:: Instructions for the task ::
Each of the lines below must be written out exactly as shown.
▼▼▼
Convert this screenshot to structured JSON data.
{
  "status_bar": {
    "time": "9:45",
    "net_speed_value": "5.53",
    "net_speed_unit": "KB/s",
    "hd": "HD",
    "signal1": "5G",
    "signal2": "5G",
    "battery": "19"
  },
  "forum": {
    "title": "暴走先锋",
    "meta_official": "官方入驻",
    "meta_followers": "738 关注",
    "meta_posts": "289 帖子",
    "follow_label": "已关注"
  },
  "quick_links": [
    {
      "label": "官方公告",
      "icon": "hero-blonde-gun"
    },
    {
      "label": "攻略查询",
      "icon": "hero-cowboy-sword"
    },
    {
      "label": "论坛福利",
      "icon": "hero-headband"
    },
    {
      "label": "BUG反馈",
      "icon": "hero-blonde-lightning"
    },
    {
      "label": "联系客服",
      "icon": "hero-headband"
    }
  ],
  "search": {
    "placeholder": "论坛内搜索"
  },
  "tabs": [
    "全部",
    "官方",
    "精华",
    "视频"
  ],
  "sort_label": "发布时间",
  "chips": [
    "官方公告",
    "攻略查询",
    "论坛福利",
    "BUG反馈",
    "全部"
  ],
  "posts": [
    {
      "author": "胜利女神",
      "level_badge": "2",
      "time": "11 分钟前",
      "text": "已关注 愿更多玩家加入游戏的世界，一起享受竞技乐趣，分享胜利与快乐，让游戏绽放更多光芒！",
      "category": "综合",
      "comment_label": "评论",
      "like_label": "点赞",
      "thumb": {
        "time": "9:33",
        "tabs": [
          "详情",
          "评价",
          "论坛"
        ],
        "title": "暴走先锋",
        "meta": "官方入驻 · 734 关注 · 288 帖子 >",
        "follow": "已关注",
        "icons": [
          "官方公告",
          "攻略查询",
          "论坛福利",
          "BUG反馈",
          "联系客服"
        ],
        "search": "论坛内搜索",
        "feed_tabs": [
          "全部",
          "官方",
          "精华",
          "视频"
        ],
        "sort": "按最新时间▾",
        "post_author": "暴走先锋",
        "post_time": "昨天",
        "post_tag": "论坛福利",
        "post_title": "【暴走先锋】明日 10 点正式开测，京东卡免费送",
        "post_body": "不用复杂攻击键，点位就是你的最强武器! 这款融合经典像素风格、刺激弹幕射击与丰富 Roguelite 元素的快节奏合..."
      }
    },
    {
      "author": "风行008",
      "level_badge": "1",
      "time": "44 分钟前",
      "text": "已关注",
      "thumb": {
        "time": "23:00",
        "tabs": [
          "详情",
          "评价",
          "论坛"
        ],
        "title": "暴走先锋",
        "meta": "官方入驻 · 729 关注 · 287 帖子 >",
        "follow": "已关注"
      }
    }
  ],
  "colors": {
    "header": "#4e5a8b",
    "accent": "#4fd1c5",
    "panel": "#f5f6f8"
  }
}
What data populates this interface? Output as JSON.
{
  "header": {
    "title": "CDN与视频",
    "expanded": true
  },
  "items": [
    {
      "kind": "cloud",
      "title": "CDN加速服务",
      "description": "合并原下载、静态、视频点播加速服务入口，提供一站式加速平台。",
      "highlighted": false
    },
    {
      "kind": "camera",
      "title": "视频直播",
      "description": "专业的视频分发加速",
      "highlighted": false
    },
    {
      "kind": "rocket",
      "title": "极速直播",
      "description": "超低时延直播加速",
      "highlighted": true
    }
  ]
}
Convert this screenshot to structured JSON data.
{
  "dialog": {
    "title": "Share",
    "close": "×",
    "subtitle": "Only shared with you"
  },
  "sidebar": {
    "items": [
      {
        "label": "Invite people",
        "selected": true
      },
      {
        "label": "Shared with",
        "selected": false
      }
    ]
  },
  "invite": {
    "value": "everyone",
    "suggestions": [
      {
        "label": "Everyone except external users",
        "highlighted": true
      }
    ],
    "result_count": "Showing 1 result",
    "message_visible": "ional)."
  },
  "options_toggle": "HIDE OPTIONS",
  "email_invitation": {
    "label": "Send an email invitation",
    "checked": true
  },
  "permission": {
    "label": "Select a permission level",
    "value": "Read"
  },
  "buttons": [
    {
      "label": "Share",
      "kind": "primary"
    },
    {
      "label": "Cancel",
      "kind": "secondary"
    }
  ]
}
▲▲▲
:: Response for this exercise ::
Convert this screenshot to structured JSON data.
{
  "status_bar": {
    "time": "9:45",
    "net_speed_value": "5.53",
    "net_speed_unit": "KB/s",
    "hd": "HD",
    "signal1": "5G",
    "signal2": "5G",
    "battery": "19"
  },
  "forum": {
    "title": "暴走先锋",
    "meta_official": "官方入驻",
    "meta_followers": "738 关注",
    "meta_posts": "289 帖子",
    "follow_label": "已关注"
  },
  "quick_links": [
    {
      "label": "官方公告",
      "icon": "hero-blonde-gun"
    },
    {
      "label": "攻略查询",
      "icon": "hero-cowboy-sword"
    },
    {
      "label": "论坛福利",
      "icon": "hero-headband"
    },
    {
      "label": "BUG反馈",
      "icon": "hero-blonde-lightning"
    },
    {
      "label": "联系客服",
      "icon": "hero-headband"
    }
  ],
  "search": {
    "placeholder": "论坛内搜索"
  },
  "tabs": [
    "全部",
    "官方",
    "精华",
    "视频"
  ],
  "sort_label": "发布时间",
  "chips": [
    "官方公告",
    "攻略查询",
    "论坛福利",
    "BUG反馈",
    "全部"
  ],
  "posts": [
    {
      "author": "胜利女神",
      "level_badge": "2",
      "time": "11 分钟前",
      "text": "已关注 愿更多玩家加入游戏的世界，一起享受竞技乐趣，分享胜利与快乐，让游戏绽放更多光芒！",
      "category": "综合",
      "comment_label": "评论",
      "like_label": "点赞",
      "thumb": {
        "time": "9:33",
        "tabs": [
          "详情",
          "评价",
          "论坛"
        ],
        "title": "暴走先锋",
        "meta": "官方入驻 · 734 关注 · 288 帖子 >",
        "follow": "已关注",
        "icons": [
          "官方公告",
          "攻略查询",
          "论坛福利",
          "BUG反馈",
          "联系客服"
        ],
        "search": "论坛内搜索",
        "feed_tabs": [
          "全部",
          "官方",
          "精华",
          "视频"
        ],
        "sort": "按最新时间▾",
        "post_author": "暴走先锋",
        "post_time": "昨天",
        "post_tag": "论坛福利",
        "post_title": "【暴走先锋】明日 10 点正式开测，京东卡免费送",
        "post_body": "不用复杂攻击键，点位就是你的最强武器! 这款融合经典像素风格、刺激弹幕射击与丰富 Roguelite 元素的快节奏合..."
      }
    },
    {
      "author": "风行008",
      "level_badge": "1",
      "time": "44 分钟前",
      "text": "已关注",
      "thumb": {
        "time": "23:00",
        "tabs": [
          "详情",
          "评价",
          "论坛"
        ],
        "title": "暴走先锋",
        "meta": "官方入驻 · 729 关注 · 287 帖子 >",
        "follow": "已关注"
      }
    }
  ],
  "colors": {
    "header": "#4e5a8b",
    "accent": "#4fd1c5",
    "panel": "#f5f6f8"
  }
}
What data populates this interface? Output as JSON.
{
  "header": {
    "title": "CDN与视频",
    "expanded": true
  },
  "items": [
    {
      "kind": "cloud",
      "title": "CDN加速服务",
      "description": "合并原下载、静态、视频点播加速服务入口，提供一站式加速平台。",
      "highlighted": false
    },
    {
      "kind": "camera",
      "title": "视频直播",
      "description": "专业的视频分发加速",
      "highlighted": false
    },
    {
      "kind": "rocket",
      "title": "极速直播",
      "description": "超低时延直播加速",
      "highlighted": true
    }
  ]
}
Convert this screenshot to structured JSON data.
{
  "dialog": {
    "title": "Share",
    "close": "×",
    "subtitle": "Only shared with you"
  },
  "sidebar": {
    "items": [
      {
        "label": "Invite people",
        "selected": true
      },
      {
        "label": "Shared with",
        "selected": false
      }
    ]
  },
  "invite": {
    "value": "everyone",
    "suggestions": [
      {
        "label": "Everyone except external users",
        "highlighted": true
      }
    ],
    "result_count": "Showing 1 result",
    "message_visible": "ional)."
  },
  "options_toggle": "HIDE OPTIONS",
  "email_invitation": {
    "label": "Send an email invitation",
    "checked": true
  },
  "permission": {
    "label": "Select a permission level",
    "value": "Read"
  },
  "buttons": [
    {
      "label": "Share",
      "kind": "primary"
    },
    {
      "label": "Cancel",
      "kind": "secondary"
    }
  ]
}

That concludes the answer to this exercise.